== Segment start ==
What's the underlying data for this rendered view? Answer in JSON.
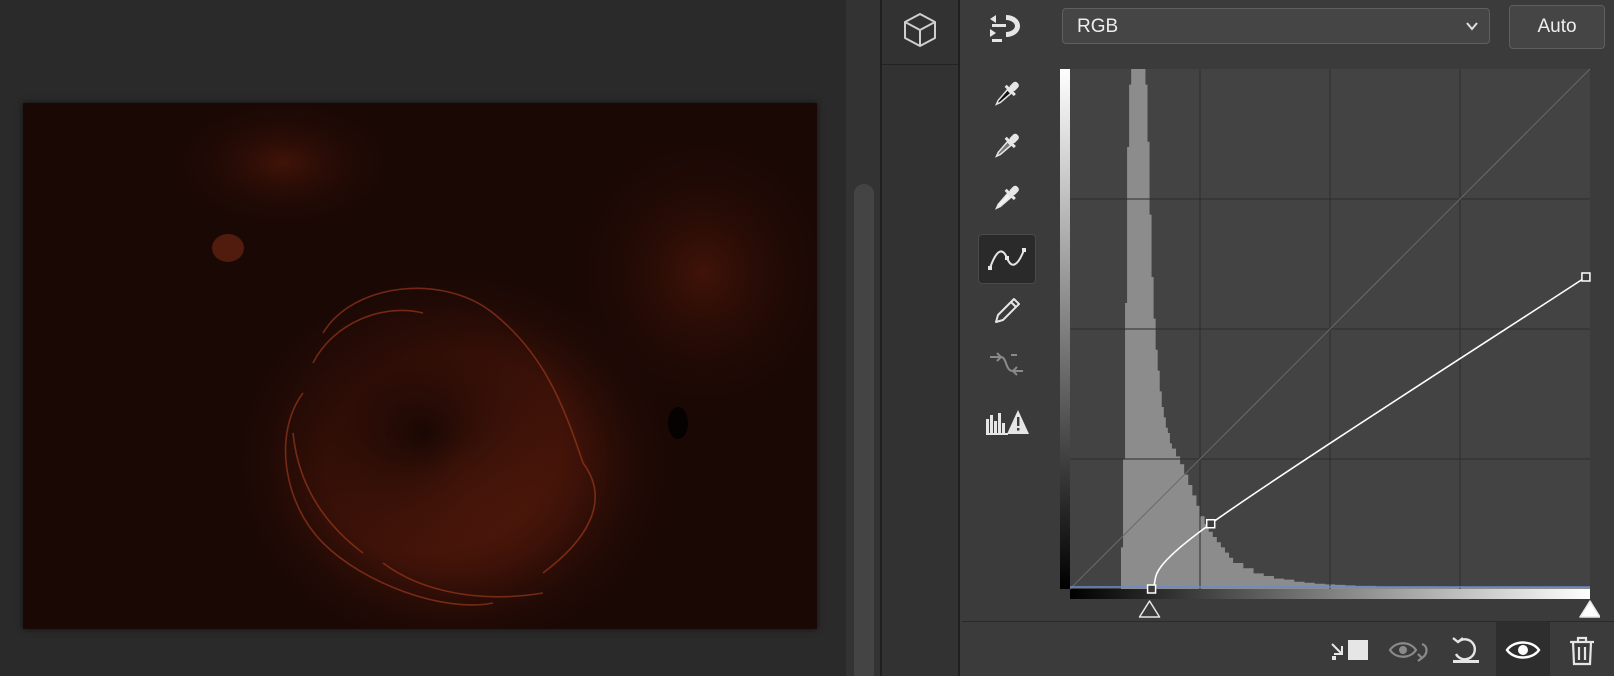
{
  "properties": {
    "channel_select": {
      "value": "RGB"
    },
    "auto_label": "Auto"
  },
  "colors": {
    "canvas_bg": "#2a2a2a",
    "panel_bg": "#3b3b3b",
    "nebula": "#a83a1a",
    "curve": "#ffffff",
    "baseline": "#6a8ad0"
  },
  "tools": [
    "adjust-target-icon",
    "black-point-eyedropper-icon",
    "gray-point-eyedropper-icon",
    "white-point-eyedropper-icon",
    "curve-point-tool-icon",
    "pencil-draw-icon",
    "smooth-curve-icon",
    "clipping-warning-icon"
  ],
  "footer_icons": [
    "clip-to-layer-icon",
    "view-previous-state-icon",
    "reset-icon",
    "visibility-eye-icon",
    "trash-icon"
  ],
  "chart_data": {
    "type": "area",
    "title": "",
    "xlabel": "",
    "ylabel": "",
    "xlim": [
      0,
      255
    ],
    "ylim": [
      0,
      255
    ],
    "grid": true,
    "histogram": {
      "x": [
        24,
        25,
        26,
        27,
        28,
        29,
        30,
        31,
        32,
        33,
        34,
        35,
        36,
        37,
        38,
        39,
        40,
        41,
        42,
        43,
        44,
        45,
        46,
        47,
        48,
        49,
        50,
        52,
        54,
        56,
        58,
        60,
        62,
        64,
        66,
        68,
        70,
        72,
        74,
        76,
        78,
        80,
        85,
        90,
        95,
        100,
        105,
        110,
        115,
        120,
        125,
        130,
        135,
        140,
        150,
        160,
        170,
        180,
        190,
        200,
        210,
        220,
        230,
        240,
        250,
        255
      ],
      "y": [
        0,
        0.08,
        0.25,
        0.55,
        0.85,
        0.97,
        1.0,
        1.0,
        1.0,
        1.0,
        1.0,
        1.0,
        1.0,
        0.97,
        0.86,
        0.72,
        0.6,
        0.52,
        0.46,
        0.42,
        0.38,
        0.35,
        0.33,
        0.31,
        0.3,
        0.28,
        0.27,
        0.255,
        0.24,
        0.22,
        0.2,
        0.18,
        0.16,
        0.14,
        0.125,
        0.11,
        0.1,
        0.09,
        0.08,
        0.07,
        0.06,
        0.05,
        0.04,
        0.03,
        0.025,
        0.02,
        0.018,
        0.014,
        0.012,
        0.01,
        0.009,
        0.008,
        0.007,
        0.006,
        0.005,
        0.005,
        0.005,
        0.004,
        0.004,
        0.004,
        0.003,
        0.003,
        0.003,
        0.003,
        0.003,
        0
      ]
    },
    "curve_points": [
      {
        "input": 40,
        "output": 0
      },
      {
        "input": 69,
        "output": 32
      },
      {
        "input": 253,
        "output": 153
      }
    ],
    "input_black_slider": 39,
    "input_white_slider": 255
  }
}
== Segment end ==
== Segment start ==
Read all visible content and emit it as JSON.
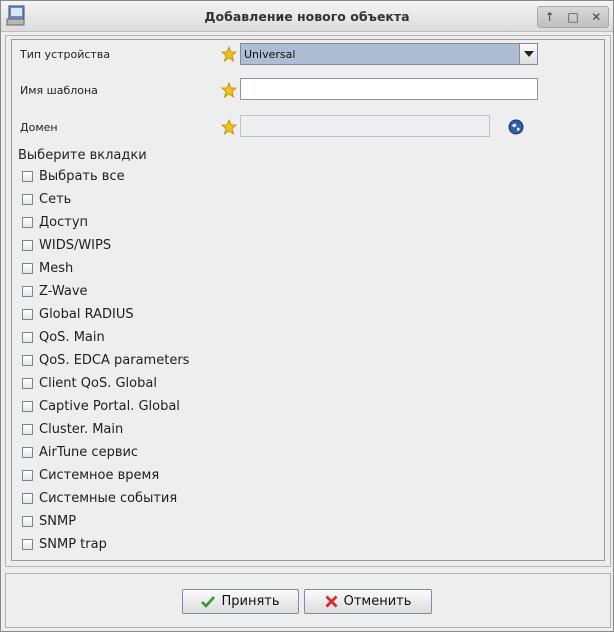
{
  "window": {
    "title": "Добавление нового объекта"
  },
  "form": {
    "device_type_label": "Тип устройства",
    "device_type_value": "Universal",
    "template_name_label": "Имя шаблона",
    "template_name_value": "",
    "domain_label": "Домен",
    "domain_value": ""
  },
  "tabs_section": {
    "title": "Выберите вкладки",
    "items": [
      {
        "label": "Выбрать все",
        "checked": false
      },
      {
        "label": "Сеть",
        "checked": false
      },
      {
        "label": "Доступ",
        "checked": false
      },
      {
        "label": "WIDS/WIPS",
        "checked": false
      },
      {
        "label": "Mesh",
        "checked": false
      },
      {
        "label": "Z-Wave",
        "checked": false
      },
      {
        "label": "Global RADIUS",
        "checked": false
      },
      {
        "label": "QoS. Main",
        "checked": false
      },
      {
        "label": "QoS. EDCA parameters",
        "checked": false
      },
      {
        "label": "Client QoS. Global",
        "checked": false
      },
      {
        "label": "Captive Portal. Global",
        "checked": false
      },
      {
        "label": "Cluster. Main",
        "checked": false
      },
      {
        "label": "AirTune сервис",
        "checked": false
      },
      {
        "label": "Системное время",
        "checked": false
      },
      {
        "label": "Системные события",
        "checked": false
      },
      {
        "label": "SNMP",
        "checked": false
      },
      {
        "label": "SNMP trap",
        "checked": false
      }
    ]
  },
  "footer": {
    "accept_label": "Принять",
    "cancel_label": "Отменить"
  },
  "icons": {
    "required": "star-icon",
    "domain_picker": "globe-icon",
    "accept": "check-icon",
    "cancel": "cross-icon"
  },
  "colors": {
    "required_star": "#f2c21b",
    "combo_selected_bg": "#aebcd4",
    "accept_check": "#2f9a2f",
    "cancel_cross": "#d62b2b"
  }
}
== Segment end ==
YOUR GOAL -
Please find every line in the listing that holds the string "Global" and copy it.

TASK ANSWER -
        "label": "Global RADIUS",
        "label": "Client QoS. Global",
        "label": "Captive Portal. Global",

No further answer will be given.